My first week on dialogue has come to an end…and boy was it a week. In two weekends and a handful of weekdays, I have seen two literal mountains and many figurative mountains (of diplomacy). Meeting these pillars of international negotiations has been incredible. Not only is it an amazing opportunity but it is an almost unbelievable privilege.
As a little girl of Indian heritage, growing up I always dreamed of walking the halls of the United Nations in New York. I envisioned the pantsuits I would wear, and the briefcase I would carry, but I did not know how to make it happen. While I have not received a secret key to “making it” in my career, I have walked the halls of the United Nations in Geneva, much further from home than I ever thought I would be carrying my briefcase.
My briefcase, which I quickly realized, is not practical. I required a much larger bag; a pair of comfy shoes to change into, sunscreen, lip balm, and a laptop charger are only some of the things I have to compromise when I leave the hostel in the morning. So, tip to future pantsuit wear-ers: get a bigger bag than you think you’ll need, your un-blistered feet will thank you. Even without an extra pair of shoes, my bag is about ready to rip at the seams. Turns out, there’s a lot of note-taking involved in having the opportunity to talk to leaders of diplomacy; that requires a lot of notebooks!
My small talk skills are also being practiced in addition to my note-taking. I never would have imagined that I would joke with diplomats and human rights lawyers over their lunch while still an undergraduate student, yet at some point, along the way, I earned my seat at the table. I also learned that people do not want to talk about work all the time, even if their work involved saving the world on a daily basis. In fact, here in Geneva, we have the chance to go to the UN Port Beach Club and meet other (usually young) students or new-to-their-career people interested in asking and answering the same questions as ourselves. This weekend, I actually connected with a human rights lawyer and in a funnily stereotypical way: a watchmaker! I now have plans to meet with them during the week to go see the Old Town.

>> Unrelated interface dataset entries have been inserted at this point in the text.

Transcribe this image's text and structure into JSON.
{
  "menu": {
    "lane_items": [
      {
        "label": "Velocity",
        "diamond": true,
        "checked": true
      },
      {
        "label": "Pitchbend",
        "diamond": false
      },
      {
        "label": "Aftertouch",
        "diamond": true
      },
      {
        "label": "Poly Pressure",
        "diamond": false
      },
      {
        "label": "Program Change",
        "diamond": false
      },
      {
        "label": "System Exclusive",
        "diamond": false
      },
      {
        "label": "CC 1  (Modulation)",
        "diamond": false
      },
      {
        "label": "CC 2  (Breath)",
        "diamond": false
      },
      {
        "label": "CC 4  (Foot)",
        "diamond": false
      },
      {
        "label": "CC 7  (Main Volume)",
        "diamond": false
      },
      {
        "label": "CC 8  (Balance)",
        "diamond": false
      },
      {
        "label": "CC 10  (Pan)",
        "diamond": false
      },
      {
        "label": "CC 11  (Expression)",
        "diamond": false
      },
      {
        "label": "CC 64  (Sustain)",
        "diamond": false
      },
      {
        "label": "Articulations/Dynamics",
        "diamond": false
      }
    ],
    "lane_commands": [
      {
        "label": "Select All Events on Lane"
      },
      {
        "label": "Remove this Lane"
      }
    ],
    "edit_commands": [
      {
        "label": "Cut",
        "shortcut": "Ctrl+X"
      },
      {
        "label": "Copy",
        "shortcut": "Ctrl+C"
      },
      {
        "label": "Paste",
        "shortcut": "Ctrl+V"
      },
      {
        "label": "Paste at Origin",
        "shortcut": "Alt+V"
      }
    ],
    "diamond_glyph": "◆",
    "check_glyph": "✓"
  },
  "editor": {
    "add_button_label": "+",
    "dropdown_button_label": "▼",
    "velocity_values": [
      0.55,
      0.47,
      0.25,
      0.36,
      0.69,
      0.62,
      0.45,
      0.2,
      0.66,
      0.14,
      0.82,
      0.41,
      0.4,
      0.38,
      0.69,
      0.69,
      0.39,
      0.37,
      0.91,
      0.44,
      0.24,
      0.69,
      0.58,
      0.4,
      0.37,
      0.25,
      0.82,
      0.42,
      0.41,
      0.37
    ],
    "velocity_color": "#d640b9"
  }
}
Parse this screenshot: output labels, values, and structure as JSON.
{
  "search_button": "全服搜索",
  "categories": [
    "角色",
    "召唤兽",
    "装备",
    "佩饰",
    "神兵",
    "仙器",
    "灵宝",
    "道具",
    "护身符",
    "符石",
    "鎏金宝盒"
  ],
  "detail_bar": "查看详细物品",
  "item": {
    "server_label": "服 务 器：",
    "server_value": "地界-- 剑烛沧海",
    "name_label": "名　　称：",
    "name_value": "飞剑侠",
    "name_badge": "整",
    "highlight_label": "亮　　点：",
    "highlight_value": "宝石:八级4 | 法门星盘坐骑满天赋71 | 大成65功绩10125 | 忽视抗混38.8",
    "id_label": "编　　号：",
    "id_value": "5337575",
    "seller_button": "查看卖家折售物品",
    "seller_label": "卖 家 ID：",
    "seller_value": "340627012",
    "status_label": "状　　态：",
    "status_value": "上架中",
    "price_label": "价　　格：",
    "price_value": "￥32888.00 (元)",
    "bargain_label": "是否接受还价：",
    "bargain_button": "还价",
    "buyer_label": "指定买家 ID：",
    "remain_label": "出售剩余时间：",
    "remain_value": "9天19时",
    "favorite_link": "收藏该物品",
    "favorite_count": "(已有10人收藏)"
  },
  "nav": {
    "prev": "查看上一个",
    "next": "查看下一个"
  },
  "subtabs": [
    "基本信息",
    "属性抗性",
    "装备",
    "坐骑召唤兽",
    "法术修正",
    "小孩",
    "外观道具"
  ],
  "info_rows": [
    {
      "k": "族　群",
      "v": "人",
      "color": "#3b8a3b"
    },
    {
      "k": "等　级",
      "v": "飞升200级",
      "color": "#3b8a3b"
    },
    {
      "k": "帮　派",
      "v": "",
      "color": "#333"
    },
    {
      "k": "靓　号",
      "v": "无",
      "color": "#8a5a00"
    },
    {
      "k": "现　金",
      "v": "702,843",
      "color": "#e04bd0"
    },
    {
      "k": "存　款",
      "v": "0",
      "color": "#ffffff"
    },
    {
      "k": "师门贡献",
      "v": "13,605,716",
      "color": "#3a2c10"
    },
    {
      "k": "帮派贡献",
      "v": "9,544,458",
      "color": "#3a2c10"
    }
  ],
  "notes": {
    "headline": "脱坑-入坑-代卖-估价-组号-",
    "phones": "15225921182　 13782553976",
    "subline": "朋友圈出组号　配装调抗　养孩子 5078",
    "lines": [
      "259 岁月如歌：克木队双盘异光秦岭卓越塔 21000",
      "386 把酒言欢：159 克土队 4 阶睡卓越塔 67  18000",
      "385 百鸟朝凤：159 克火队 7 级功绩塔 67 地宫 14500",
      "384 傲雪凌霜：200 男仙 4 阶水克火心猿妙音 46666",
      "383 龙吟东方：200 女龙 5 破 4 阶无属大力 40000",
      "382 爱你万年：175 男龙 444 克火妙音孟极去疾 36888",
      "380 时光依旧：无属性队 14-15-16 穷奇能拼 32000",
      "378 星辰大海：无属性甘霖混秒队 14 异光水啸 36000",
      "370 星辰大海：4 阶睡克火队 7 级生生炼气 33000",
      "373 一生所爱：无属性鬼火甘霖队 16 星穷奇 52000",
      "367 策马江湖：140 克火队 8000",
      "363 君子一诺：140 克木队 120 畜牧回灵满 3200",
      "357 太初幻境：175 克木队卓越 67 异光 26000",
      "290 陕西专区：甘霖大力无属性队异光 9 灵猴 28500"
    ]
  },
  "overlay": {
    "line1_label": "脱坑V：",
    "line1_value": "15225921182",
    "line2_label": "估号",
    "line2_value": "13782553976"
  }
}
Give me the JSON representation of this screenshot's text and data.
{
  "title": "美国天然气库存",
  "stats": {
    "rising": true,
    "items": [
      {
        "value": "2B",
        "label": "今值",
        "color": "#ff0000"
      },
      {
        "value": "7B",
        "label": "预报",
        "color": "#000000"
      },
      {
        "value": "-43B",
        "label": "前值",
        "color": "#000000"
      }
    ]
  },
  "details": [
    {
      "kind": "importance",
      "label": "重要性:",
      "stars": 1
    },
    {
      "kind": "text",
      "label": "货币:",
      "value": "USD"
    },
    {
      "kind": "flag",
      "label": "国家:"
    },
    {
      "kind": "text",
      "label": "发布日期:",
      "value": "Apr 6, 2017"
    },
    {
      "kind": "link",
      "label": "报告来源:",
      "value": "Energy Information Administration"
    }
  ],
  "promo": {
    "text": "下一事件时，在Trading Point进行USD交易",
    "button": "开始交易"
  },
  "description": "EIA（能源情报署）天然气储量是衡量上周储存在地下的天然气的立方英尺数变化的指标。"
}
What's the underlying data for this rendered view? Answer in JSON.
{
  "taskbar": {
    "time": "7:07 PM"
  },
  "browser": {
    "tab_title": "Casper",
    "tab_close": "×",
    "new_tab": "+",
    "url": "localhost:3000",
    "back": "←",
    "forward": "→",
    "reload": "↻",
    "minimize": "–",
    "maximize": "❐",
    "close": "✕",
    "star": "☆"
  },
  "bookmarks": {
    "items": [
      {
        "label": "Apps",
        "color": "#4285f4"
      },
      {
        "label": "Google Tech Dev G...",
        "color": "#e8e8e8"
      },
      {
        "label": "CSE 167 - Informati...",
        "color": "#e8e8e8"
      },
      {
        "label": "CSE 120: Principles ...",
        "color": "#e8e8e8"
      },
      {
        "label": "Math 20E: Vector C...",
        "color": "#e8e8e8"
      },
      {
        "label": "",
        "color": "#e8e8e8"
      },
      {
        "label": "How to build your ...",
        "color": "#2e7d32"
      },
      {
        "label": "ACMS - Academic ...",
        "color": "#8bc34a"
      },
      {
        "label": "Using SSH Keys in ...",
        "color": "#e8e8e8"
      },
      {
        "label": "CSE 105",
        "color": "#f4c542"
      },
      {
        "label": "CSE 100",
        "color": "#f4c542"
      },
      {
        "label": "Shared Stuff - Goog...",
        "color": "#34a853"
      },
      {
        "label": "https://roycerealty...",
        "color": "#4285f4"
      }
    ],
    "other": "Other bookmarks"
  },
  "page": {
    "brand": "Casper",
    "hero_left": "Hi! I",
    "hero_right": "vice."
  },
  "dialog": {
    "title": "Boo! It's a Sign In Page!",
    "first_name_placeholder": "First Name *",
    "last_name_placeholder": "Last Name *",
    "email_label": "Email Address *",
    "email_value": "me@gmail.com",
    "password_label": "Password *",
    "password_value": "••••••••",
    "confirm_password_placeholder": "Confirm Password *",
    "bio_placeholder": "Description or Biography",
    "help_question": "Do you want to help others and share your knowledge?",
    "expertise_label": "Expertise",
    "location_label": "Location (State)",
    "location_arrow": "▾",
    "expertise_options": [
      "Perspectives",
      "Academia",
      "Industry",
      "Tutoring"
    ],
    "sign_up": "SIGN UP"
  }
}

While I am not a diplomat in any sense of the term, as a researcher on this dialogue I need to apply many of the same skills as a diplomat. Sometimes we meet people with sensitive backgrounds, other times we want to make a genuine connection with someone, not just interrogate them. Thus, my interpersonal skills are certainly getting brushed up!
These are skills that as a little girl I was quite confident in. As I got older and stepped into more white and more male-dominated spaces, I became insecure in them. I began questioning myself, which isn’t always a terrible thing but a tip for women of color in professional circles: there are enough people who will question if you deserve a seat at the table, you shouldn’t question it too! There have been times on this dialogue where I have not felt heard, or I have experienced unintentional racism. That does not mean I should shrink myself. It means I learn to converse around the topic and still make sure I am heard, but most of all ensure that my contribution is not undervalued.
It has also been difficult because I have realized that I may not find my purpose in disarmament research. However, I have found that my passion for civil society has only grown. I see a role for myself and the research questions I am interested in, in organizations like the UNAOC (United Nations Alliance of Civilizations) and the Stop Killer Robots campaign. It has made me more confident that I aim to tackle these questions at the public level, not just the theoretical academia level. That’s not to say I am disinterested in disarmament; it simply means I have discovered a more specific passion.
Ultimately, coming on dialogue is about following my passions. My passion is for travel, for learning, and for experiencing the world. There was a time when this little girl from upstate New York could only dream of asking experts tough questions across a conference room. Today, I sat down at the table and was able to ask about regional efforts versus targeted state efforts. Tomorrow, maybe I’ll be able to ask something more specific, and the day after that and the day after that….
Despite the imposter syndrome while settling in and receiving my badge, I remind myself I worked to get here. Despite the guilt of knowing how a privileged few, typically not people of color from the U.S., get this opportunity, I remind myself that if I take full advantage of my opportunities, I am not letting anyone down. Despite the fear that I am not good enough at research, I remind myself that I am not letting anyone down by learning to the best of my ability.
I am living an incredibly privileged life, and I am thankful for it. I will continue in gratitude even when I am shocked by how much a lunch costs in Geneva. I am here to learn and grow and connect with the people who are passionate about the same things I am passionate about. When I see a woman who has been a career diplomat speaking about having a family, or when I see a person of color speaking with authority because they are the world’s foremost authority on a subject, I am reminded that no matter what insecurities a childhood in the U.S. has bred in me, these are my role models. These are the men and women who face challenges greater than I can imagine and they persevere. I will model myself after them and take their journey farther as I progress in life. If today I have a seat at the table, it is only because these men and women of color, many of them from the Global South, fought for their right to be at the table. I will not give up this seat because of microaggressions and imposter syndrome.
I wanted to wear a pantsuit and carry a briefcase as I tackled the world’s problems when I was about 7 years old. I am now 20 years old, and I will wear a pantsuit (and the occasional dress) through the halls of global diplomacy, for the rest of the month.